Anyhow - The Boys Mechanic is a bunch of things to make - experiments, magic tricks, math forumlas, etc etc. It also highlights what some kid solution and how he created it.

One of the things to be built that caught my eye immediatly as being totally cool, is right in the beggining of the book - A Glider.

The entire project consists of around 4 paragraphs and 3 or 4 illustrations. It looks pretty easy to build - after all it is meant for some one around 16, 17  - 20 from the illustration.

And so I thought - why not see how it goes together in a 3D app. Make it scale - see how feasable it is.
Will it go together as discribed. So last night I moked it up in Cinema 4D. Just trying to get a feel for the frame work really - tossed a simple plain to act as the cloth that covers the wings.

Here's a couple renders:

In the last image I added a C4D stock figure - 6' if the scale is right.
Gave me a chance to try the new Auto Rigger in C13.
Everything is to scale though i did have some issues with the project scale itself. It didn't want to switch to Inches so the conversion may or may not be exact. As I noticed somethings didn't quite fit lenght wise when they should have and this i attribute to the conversion from cm to in.

Now keep in mind this is meant to be build by your average teen say 16 to twenty.

Did it go together? Well not exactly as smoothy as one would think by the read in the book. But it wouldn't be much to mode it and make it all fit, refering to frame work.
But here is what I found humorous. There is one small few line paragraph on how to use it. And one simple line suggesting ther person may want to try smaller hills to get use to it before using it off a big hill.

And this is the picture they show of it in flight and how to use it...

Now take a look at where the start point is...
Compare the size to the passing train below... gotta be what? 30 400 foot drop to the train?

So I'm going to take my 20 ft Glider - try it a few times on a small hill - then run off a 400 foot cliff while a train is passing by below - in hopes of flying over the train - over the river onto either the bank across the river. or weoop over the three story mansions located on the other side.

And now think about all those old time movies with guys having built these and they fall apart. or noise dive into the ground. - though it does state - the tail is to prevent it from nose diving. But think about those movies and then walk up to the edge of 300 to 400 foot cliff like Blacks Beach in Cali were they hang glide all the time.
Scary stuff... but, it still has me curious as to whether anyone tried to make this Glider adn if they did, does it work? well... actually they did.

Here is a photo of the Herring-Arnot glider of 1897 - 16 years early which according to the WrightBrothers.org site, was very similar to the Chanute-Herring glider, but Herring had made subtle improvements in the tail and the air frame.

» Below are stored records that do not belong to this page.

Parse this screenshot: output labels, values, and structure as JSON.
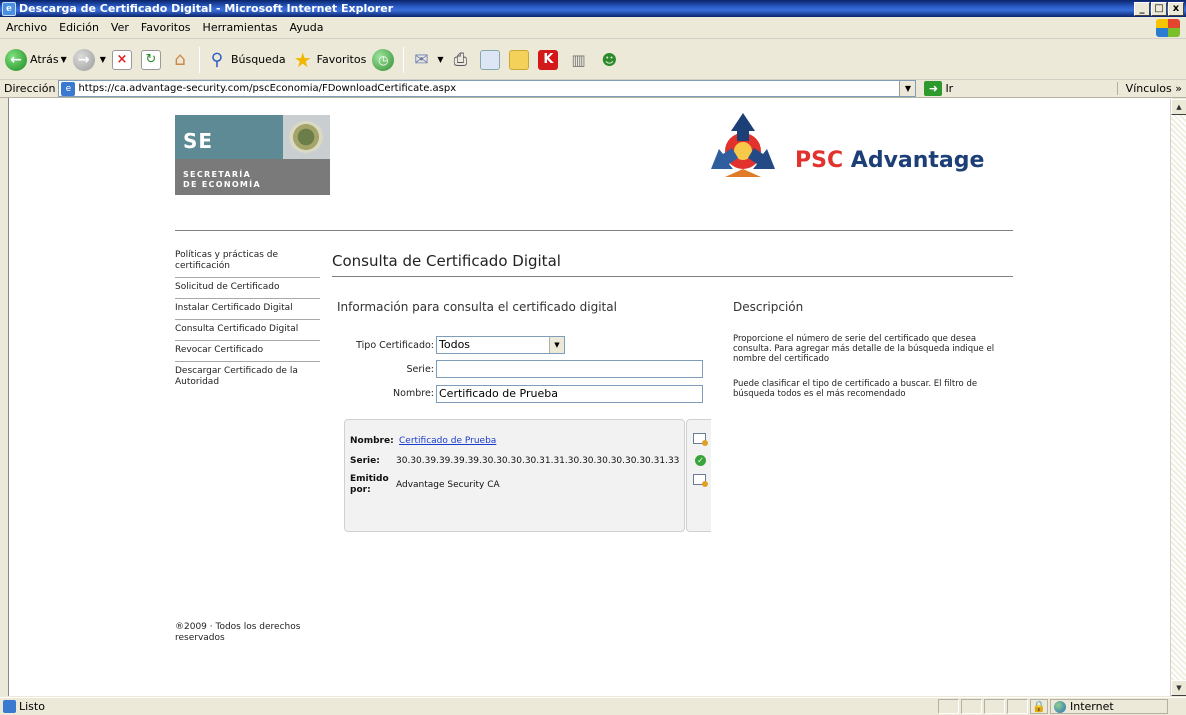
{
  "window": {
    "title": "Descarga de Certificado Digital - Microsoft Internet Explorer",
    "min_label": "_",
    "max_label": "□",
    "close_label": "x"
  },
  "menubar": {
    "items": [
      "Archivo",
      "Edición",
      "Ver",
      "Favoritos",
      "Herramientas",
      "Ayuda"
    ]
  },
  "toolbar": {
    "back_label": "Atrás",
    "search_label": "Búsqueda",
    "favorites_label": "Favoritos"
  },
  "addressbar": {
    "label": "Dirección",
    "url": "https://ca.advantage-security.com/pscEconomia/FDownloadCertificate.aspx",
    "go_label": "Ir",
    "links_label": "Vínculos »"
  },
  "logos": {
    "se_abbrev": "SE",
    "se_line1": "SECRETARÍA",
    "se_line2": "DE ECONOMÍA",
    "psc_red": "PSC",
    "psc_blue": "Advantage"
  },
  "nav": {
    "items": [
      "Políticas y prácticas de certificación",
      "Solicitud de Certificado",
      "Instalar Certificado Digital",
      "Consulta Certificado Digital",
      "Revocar Certificado",
      "Descargar Certificado de la Autoridad"
    ],
    "copyright": "®2009 · Todos los derechos reservados"
  },
  "main": {
    "page_title": "Consulta de Certificado Digital",
    "section_title": "Información para consulta el certificado digital",
    "tipo_label": "Tipo Certificado:",
    "tipo_value": "Todos",
    "serie_label": "Serie:",
    "serie_value": "",
    "nombre_label": "Nombre:",
    "nombre_value": "Certificado de Prueba"
  },
  "description": {
    "title": "Descripción",
    "p1": "Proporcione el número de serie del certificado que desea consulta. Para agregar más detalle de la búsqueda indique el nombre del certificado",
    "p2": "Puede clasificar el tipo de certificado a buscar. El filtro de búsqueda todos es el más recomendado"
  },
  "result": {
    "nombre_label": "Nombre:",
    "nombre_value": "Certificado de Prueba",
    "serie_label": "Serie:",
    "serie_value": "30.30.39.39.39.39.30.30.30.30.31.31.30.30.30.30.30.30.31.33",
    "emitido_label_1": "Emitido",
    "emitido_label_2": "por:",
    "emitido_value": "Advantage Security CA"
  },
  "statusbar": {
    "text": "Listo",
    "zone": "Internet"
  },
  "colors": {
    "titlebar": "#0A246A",
    "chrome": "#ECE9D8",
    "link": "#1a3ccc",
    "psc_red": "#e1322d",
    "psc_blue": "#1c3f77"
  }
}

With the exception of the person hanging below the craft, it looks very similiar to the DIY Glider discribed in the Boys Mechanic doesn't it?

And check out this guy:

 He's hanging High!

So... I think I may try and build this thing

1 comment:

  1. i really want too try building this aswell my friend